Sat, Dec 28, 2019 at 06:41:56PM +0100, Oliver Schad wrote: > > The reason I think it's mostly useless is because the only use case > > for cgroup supervision is supervising double-forking daemons, which > > is not a very smart thing to do. A much better approach is to get rid > > of double-forking and then just directly supervise the resulting long > > running process. > > I can't think of any other cases where it would be useful. > > I definitly have to correct you: cgroups are *NOT* designed to catch > wild forking processes. This is just a side-effect ot them.
Er, that whole quoted part, including the last sentence, is about using cgroups to supervise processes. Not about the use of cgroups in general. I can't think of any other use cases where cgroup supervision would be useful, other than for double-forking daemons. Also, wrt process supervision, calling it a side effect is bit misleading. The interfaces are not really made for that kind of use at all. Strictly speaking, anything doing kill `cat .../cgroup.procs` is racy and unreliable. Including that runcg tool that I wrote.
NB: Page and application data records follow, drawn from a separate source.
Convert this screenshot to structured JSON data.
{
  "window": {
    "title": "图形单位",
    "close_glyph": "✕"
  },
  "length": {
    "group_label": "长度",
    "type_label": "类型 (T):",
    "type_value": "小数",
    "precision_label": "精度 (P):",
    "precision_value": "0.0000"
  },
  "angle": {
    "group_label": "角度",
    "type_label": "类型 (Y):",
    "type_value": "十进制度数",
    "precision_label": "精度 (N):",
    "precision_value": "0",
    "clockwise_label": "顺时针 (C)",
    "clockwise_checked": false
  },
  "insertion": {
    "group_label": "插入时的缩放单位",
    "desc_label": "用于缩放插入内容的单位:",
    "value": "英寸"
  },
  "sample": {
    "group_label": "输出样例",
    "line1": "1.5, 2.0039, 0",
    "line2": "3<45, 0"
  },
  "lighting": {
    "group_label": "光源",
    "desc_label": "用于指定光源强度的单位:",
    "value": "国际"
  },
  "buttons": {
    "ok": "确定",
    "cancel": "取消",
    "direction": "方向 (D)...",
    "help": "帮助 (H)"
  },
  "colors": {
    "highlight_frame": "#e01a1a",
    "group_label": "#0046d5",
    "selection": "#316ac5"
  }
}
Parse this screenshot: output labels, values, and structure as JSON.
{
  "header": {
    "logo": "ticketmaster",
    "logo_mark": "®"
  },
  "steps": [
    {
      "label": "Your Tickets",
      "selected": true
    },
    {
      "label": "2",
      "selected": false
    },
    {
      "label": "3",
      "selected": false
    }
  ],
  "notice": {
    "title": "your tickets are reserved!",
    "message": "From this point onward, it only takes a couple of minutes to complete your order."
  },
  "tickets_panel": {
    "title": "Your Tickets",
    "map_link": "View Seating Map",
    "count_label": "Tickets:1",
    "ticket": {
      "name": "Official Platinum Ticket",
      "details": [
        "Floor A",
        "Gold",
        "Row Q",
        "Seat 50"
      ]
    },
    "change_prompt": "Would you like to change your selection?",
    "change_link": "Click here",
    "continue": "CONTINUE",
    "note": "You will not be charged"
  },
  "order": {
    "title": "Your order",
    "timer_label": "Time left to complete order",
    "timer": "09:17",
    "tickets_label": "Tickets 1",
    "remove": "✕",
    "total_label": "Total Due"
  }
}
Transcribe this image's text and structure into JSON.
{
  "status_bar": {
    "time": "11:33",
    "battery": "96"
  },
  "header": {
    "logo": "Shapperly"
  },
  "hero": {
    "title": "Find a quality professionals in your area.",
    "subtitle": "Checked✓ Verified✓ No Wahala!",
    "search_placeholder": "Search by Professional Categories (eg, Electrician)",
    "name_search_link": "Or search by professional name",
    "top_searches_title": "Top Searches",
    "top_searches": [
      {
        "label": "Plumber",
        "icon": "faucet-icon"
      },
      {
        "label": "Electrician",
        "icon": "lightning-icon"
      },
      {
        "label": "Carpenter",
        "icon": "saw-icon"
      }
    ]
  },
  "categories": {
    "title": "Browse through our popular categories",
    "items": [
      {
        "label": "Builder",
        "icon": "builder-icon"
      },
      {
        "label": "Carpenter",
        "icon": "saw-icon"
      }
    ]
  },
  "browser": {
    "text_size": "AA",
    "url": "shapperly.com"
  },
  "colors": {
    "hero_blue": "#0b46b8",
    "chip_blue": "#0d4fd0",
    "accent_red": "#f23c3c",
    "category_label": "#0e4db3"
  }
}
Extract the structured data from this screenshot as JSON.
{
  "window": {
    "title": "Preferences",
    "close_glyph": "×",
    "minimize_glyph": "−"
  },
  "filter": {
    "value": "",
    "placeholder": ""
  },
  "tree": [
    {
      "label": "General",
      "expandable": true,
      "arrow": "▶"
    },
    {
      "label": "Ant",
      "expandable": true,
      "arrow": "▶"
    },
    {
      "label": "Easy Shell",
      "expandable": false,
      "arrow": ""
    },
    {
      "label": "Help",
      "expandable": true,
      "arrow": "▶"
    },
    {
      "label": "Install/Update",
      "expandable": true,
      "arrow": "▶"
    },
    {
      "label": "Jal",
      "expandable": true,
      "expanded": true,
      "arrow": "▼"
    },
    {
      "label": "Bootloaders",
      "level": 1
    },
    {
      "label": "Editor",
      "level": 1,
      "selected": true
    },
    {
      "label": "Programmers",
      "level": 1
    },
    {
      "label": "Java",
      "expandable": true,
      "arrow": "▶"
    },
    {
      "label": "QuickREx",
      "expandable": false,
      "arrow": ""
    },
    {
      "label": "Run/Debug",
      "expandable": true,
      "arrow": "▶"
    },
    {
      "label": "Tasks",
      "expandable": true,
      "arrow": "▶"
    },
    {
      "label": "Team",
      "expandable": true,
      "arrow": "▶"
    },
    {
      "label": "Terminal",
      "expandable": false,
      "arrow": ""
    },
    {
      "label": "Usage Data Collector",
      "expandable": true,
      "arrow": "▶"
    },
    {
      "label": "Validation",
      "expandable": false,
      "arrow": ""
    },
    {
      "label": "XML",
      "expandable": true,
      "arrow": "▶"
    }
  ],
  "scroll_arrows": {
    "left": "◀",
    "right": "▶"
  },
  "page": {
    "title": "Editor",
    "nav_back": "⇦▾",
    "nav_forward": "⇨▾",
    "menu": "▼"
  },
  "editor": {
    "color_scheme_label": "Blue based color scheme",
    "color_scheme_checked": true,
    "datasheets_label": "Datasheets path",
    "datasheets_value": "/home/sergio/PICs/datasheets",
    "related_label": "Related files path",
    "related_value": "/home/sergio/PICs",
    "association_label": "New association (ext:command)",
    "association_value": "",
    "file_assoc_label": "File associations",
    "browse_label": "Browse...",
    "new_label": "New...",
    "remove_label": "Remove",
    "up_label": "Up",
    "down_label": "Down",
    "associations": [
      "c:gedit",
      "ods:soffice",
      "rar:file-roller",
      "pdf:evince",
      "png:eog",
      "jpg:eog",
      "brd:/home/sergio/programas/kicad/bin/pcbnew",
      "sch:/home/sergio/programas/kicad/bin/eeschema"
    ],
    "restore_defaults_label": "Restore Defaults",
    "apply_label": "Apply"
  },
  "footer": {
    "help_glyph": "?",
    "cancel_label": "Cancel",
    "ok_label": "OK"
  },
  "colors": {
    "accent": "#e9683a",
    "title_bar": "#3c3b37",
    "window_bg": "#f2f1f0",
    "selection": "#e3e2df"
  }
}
In practice, the race is pretty much irrelevant, but it's still there, inherent to the interfaces.